Burn the Red Team!


Burn the Red Team!

As cybersecurity grows in importance in the modern era, Michael examines how seriously (or not) the subject should be taken for college students.



When I started learning how to hack computers, I was very quickly taught one thing: as Uncle Ben never stops saying, great power and great responsibility go hand in hand. I read books by hackers skilled enough to hold a small country to ransom, but who emphasized over and over the importance of getting proper authorization. If you were hired to hack into a company, as a test for their fancy new intrusion detection system, say, and you came across a computer that wasn’t on the list of approved targets, you left it alone. It was that simple. You may imagine my surprise and horror, then, at the behavior of Red Team during this year’s NECCDC.

NECCDC, the Northeast Collegiate Cyber Defense Competition, centers around maintaining a small computer network for a fictional company. Red Team, made up of cybersecurity professionals, hack into this network. Competitors, organized into Blue Teams, try and mostly fail to keep Red Team out, and are scored on how well they keep relevant systems running.

Red Team, meanwhile, just has fun. This year, one of their members was there to write prank scripts. These were viruses that would make dancing bananas appear on Blue Teams’ screens or play loud music from their speakers; writing them was this man’s only job. The other Red Teamers referred to him as their CFO, for Chief Fun Officer. More seriously, Red Team members faked credentials to impersonate members of other teams, for example, which – although I concede is something actual cybercriminals do – had been explicitly forbidden to anyone at all at any point in the competition. When they gave a debrief at the end, I was expecting a discussion of common vulnerabilities and ways to mitigate them. What I got was a video montage, set to rock music, of “hilarious” things Blue Teams had said and done in the face of the Red Team’s onslaught. Put simply, Red Team were drunk on their own power, and they made sure everyone knew it.

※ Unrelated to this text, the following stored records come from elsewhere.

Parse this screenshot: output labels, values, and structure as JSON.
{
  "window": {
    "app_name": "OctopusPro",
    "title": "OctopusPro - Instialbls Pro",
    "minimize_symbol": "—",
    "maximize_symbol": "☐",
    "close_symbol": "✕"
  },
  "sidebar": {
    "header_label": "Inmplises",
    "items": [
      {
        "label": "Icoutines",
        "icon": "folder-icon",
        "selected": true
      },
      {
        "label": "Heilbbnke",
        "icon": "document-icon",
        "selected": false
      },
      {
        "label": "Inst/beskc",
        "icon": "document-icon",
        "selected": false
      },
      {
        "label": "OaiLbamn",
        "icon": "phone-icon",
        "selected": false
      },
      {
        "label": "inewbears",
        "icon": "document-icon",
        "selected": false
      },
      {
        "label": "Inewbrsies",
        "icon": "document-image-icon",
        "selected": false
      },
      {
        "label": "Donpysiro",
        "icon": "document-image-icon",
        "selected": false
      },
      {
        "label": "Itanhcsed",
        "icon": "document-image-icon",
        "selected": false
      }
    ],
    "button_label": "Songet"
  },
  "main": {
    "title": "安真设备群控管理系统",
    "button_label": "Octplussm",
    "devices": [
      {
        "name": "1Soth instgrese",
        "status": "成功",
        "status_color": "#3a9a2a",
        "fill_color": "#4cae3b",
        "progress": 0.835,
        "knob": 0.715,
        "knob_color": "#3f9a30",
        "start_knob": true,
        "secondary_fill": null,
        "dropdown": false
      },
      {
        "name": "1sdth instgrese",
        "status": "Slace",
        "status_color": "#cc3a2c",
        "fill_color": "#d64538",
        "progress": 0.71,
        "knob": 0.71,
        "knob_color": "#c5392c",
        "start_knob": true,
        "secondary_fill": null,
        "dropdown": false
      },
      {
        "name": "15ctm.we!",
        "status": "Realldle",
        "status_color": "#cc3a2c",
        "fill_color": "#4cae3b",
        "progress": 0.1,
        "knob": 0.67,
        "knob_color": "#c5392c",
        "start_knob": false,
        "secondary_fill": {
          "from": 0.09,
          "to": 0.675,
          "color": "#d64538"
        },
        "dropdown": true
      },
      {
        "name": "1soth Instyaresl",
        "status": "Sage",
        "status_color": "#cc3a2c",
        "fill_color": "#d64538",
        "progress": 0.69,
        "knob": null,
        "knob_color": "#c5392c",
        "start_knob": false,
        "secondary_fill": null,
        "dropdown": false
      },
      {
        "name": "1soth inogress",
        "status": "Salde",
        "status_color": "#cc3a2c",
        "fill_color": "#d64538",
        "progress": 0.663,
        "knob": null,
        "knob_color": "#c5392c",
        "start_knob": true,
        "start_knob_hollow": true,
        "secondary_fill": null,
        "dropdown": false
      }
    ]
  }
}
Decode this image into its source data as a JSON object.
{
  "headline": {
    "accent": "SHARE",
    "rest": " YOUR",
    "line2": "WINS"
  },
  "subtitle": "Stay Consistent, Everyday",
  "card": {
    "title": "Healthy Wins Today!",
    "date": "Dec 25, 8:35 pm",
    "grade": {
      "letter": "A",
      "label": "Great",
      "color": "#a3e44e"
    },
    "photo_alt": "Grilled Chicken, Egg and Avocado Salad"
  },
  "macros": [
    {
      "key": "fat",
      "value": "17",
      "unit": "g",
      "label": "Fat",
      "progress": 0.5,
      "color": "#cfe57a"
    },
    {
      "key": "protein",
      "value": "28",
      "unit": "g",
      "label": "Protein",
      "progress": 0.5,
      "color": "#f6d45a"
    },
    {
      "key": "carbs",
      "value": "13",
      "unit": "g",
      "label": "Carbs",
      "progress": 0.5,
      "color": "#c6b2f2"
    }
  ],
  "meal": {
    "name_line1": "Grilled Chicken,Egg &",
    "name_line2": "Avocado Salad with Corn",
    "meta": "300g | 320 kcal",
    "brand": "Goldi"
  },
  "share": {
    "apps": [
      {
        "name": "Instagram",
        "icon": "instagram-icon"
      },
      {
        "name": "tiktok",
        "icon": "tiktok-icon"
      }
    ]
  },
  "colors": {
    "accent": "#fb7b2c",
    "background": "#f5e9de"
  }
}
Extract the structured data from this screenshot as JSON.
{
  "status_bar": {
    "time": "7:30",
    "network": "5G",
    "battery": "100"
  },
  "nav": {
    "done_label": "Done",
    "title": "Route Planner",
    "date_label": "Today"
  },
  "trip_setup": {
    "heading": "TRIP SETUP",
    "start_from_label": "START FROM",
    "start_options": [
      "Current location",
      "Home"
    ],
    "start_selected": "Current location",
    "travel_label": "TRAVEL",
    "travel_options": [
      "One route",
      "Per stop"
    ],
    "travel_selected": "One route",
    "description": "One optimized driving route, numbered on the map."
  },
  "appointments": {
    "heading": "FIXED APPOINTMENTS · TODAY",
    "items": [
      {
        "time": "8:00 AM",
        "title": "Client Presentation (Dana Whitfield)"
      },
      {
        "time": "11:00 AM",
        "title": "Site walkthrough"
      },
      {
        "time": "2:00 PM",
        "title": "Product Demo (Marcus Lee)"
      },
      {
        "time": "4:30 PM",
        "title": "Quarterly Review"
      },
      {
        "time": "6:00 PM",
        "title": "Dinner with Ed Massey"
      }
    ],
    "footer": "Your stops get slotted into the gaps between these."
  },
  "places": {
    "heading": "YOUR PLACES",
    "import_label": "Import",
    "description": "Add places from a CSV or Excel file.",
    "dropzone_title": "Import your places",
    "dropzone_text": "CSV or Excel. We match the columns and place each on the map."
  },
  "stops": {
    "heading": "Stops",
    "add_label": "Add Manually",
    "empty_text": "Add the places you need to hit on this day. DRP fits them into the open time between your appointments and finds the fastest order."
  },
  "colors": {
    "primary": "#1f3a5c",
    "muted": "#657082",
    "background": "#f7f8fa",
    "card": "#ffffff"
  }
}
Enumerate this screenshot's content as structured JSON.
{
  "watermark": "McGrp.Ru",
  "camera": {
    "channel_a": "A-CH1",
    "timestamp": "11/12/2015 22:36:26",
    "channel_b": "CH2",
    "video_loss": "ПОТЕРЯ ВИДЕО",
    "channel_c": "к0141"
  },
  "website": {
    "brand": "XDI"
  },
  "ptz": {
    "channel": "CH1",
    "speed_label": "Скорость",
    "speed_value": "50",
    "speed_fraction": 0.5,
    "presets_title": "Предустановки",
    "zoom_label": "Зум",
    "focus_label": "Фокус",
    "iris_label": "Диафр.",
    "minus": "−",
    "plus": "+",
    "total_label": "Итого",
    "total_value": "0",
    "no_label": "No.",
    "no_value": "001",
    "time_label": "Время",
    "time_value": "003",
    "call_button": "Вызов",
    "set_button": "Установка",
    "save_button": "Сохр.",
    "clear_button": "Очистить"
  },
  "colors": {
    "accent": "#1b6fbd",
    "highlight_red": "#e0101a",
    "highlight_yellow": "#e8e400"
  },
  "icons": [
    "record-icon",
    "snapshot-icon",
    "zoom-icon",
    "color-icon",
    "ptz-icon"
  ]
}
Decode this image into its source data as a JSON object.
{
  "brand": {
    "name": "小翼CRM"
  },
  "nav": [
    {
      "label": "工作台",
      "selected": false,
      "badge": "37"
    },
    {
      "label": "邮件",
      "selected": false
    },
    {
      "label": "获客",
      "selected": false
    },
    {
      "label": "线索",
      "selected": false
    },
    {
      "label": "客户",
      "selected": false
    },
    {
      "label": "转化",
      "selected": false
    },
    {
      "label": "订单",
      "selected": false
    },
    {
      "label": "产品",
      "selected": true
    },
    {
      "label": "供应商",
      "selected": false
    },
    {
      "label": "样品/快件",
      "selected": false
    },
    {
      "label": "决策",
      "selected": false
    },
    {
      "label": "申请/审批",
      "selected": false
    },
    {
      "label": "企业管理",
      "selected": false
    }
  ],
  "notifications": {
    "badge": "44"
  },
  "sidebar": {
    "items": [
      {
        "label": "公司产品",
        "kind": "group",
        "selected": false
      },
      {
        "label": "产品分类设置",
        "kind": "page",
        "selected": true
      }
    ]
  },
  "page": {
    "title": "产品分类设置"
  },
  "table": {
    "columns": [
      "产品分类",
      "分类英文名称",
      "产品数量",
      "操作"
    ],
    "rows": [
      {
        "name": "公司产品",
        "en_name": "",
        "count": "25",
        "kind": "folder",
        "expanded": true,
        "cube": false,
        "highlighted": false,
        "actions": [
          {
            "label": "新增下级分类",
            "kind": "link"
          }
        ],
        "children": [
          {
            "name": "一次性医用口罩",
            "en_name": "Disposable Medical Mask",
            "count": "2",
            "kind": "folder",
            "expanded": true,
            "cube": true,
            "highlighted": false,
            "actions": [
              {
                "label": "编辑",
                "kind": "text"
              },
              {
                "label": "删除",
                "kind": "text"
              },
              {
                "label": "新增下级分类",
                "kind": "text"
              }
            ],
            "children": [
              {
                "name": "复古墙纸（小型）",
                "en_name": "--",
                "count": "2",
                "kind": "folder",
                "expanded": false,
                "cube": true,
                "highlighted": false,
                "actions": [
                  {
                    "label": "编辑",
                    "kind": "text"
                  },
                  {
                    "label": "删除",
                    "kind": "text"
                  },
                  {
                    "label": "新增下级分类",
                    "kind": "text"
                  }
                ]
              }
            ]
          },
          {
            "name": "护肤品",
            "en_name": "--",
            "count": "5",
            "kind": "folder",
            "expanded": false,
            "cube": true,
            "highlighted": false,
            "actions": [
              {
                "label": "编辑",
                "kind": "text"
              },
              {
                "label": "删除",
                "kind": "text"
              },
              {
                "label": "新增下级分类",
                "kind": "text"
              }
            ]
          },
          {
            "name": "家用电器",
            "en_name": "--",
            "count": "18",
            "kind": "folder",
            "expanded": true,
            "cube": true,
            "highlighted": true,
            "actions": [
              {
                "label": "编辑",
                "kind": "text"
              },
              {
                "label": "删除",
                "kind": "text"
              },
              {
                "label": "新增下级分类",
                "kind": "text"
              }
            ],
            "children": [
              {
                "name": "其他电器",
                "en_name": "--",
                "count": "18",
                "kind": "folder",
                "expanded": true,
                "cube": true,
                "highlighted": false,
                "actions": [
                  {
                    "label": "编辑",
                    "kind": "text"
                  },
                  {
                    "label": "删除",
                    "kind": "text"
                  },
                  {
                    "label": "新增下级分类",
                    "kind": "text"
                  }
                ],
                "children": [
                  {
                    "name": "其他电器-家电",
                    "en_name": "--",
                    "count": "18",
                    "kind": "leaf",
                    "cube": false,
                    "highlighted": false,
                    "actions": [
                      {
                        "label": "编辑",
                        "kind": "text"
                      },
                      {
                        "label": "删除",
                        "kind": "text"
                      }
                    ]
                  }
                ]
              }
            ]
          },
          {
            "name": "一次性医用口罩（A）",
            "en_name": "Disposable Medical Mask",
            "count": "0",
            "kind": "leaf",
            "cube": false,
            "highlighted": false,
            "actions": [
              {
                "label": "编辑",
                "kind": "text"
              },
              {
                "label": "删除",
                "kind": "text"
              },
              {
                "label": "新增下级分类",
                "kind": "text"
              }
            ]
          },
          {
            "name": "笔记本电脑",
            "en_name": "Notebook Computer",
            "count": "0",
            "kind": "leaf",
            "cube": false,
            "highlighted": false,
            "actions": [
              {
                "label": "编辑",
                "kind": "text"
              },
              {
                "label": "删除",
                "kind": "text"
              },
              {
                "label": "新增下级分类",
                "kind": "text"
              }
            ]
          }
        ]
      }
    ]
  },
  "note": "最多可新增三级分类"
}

I guess I should congratulate the Red Team and their decades if not centuries of combined cybersecurity experience on their victory over a bunch of nineteen- and twenty-year-olds. However, I must ask whether there is a place for this sort of ethos in cybersecurity today. Computer hacking, once a discipline confined to a few university dorm rooms and with stakes no higher than a midterm grade stored in an insecure database, is now global, professional, and lethal. A single cyberattack, launched in a couple of hours from anywhere in the world, can destroy hospitals and power plants, computer networks and crucial business data. For this reason, if I hire a hacker to test my security, I want to be very, very sure that he or she will not go beyond the boundaries I set. Hackers are simply too dangerous not to take themselves more seriously.

The NECCDC Red Team will surely respond that, when actually in the field, they are more calm and easier to work with. Not only do I doubt that this is true, it is also an abysmal excuse. NECCDC advertises itself very much on the strength of its Red Team, and Blue Teams are told to view it as similar to playing chess with Garry Kasparov. They will be beaten, but, in doing so, they get a chance to see how the experts do it. The Red Team were setting an example, and they made it very clear that computer hacking was all about hilarious pranks, broken laws, and general fun at the expense of your targets. Being good at what they do cannot save them when they are bad at teaching it.

The problem is far more widespread than NECCDC. The name “Red Team” alone, commonly used by hackers across the world, implies a sort of elite unit, glorying in its badassery. “Tiger Team”, also in widespread use, is even worse. The hackers I prefer to read almost never use these words, preferring the more scientific and careful “penetration tester” or, for those who don’t like being giggled at by ninth graders on career day, “pentester”. They are in, as I have come to realize, a minority. The Burp Intruder hacking toolkit, used by thousands of hackers and costing thousands of dollars per year for a business license, uses “Peter Weiner” as the username when trying to overload a login form by sending thousands of requests per second. Users can change this, but most hackers don’t.

If this is the prevalent attitude, it might seem hopeless to try to change it. Some computer security people, however, are more reasonable, and there are steps we can all take to encourage these few. If you are hiring hackers, hire the boring ones. They will probably give your system a more careful and thorough going-over anyway. If you are learning to hack mainly because you love the thrill of compromising someone else’s computer, stop. You’ll only cause yourself and others pain in the long run. If you are already a hacker, don’t play childish pranks or embed dumb jokes in your code. Computer hacking started out as the cybernetic equivalent of a bunch of kids running around with BB guns. It is now the equivalent of a bunch of kids running around with nuclear warheads. Moving from there to a culture of responsible adults armed with warheads will be difficult, but, with effort, I am sure it can be done.

Michael Kielstra ’22 (pmkielstra@college.harvard.edu) thinks, but isn’t sure, that he wrote this piece on a secure computer.